(INFORMATION GIVEN)

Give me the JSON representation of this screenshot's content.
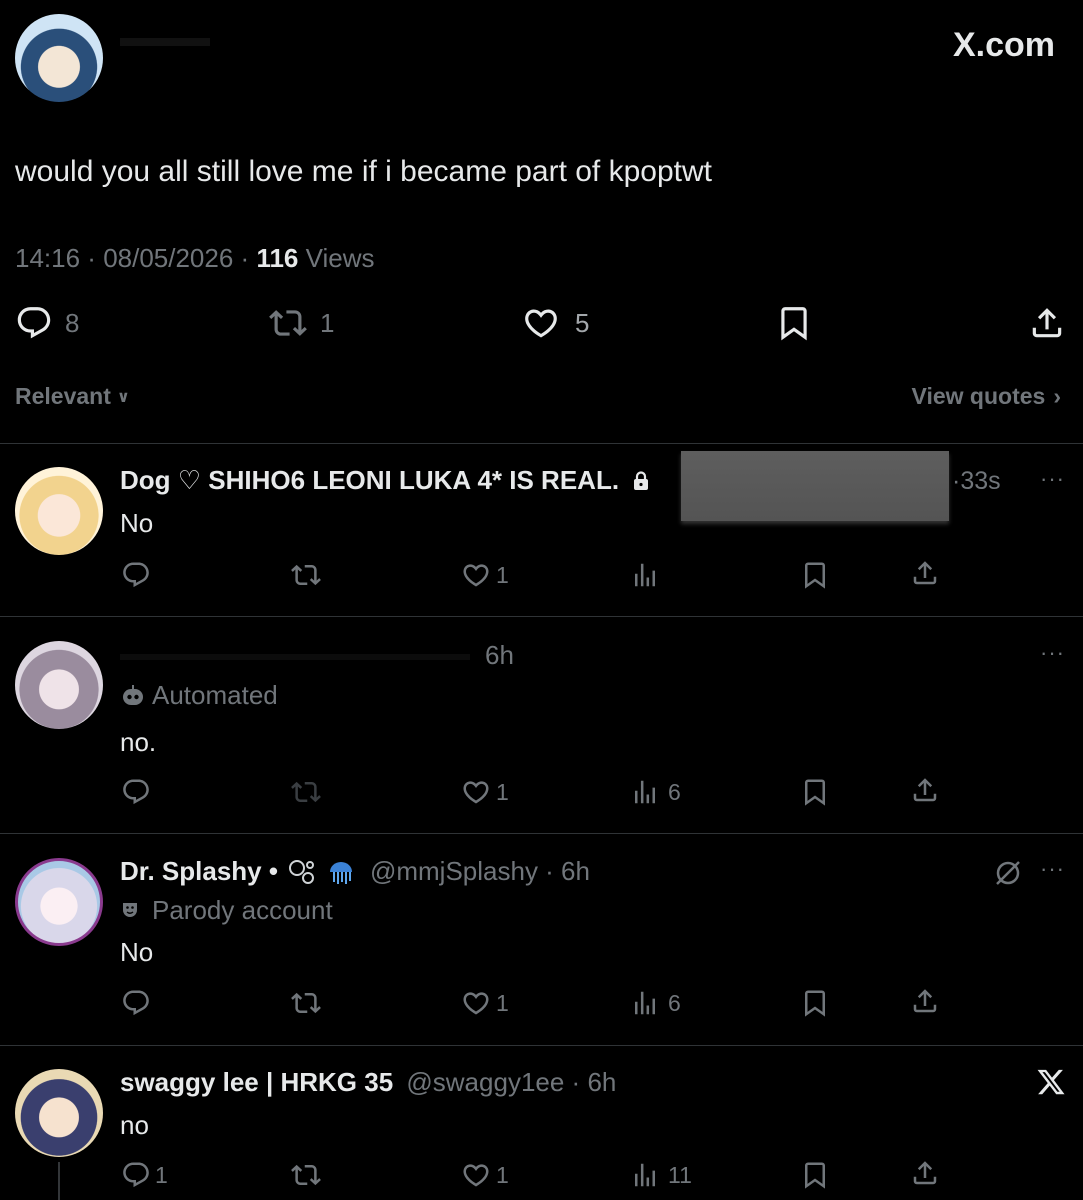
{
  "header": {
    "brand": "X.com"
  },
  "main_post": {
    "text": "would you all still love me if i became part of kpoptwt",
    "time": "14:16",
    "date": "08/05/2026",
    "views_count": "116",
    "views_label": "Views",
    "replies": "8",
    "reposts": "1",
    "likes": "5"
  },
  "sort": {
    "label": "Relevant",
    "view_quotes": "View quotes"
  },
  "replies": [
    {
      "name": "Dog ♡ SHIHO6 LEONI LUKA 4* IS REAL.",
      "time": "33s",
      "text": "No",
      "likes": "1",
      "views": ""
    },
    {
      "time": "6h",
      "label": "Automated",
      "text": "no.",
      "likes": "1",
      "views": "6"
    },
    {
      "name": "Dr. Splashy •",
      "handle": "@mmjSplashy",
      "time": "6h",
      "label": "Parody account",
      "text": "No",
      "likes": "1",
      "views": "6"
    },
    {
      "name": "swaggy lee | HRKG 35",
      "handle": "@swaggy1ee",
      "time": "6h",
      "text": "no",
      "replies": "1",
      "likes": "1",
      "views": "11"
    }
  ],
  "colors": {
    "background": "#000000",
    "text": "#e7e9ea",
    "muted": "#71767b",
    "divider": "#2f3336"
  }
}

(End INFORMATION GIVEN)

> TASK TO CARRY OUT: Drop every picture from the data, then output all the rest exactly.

> REPLY:
Give me the JSON representation of this screenshot's content.
{
  "header": {
    "brand": "X.com"
  },
  "main_post": {
    "text": "would you all still love me if i became part of kpoptwt",
    "time": "14:16",
    "date": "08/05/2026",
    "views_count": "116",
    "views_label": "Views",
    "replies": "8",
    "reposts": "1",
    "likes": "5"
  },
  "sort": {
    "label": "Relevant",
    "view_quotes": "View quotes"
  },
  "replies": [
    {
      "name": "Dog ♡ SHIHO6 LEONI LUKA 4* IS REAL.",
      "time": "33s",
      "text": "No",
      "likes": "1",
      "views": ""
    },
    {
      "time": "6h",
      "label": "Automated",
      "text": "no.",
      "likes": "1",
      "views": "6"
    },
    {
      "name": "Dr. Splashy •",
      "handle": "@mmjSplashy",
      "time": "6h",
      "label": "Parody account",
      "text": "No",
      "likes": "1",
      "views": "6"
    },
    {
      "name": "swaggy lee | HRKG 35",
      "handle": "@swaggy1ee",
      "time": "6h",
      "text": "no",
      "replies": "1",
      "likes": "1",
      "views": "11"
    }
  ],
  "colors": {
    "background": "#000000",
    "text": "#e7e9ea",
    "muted": "#71767b",
    "divider": "#2f3336"
  }
}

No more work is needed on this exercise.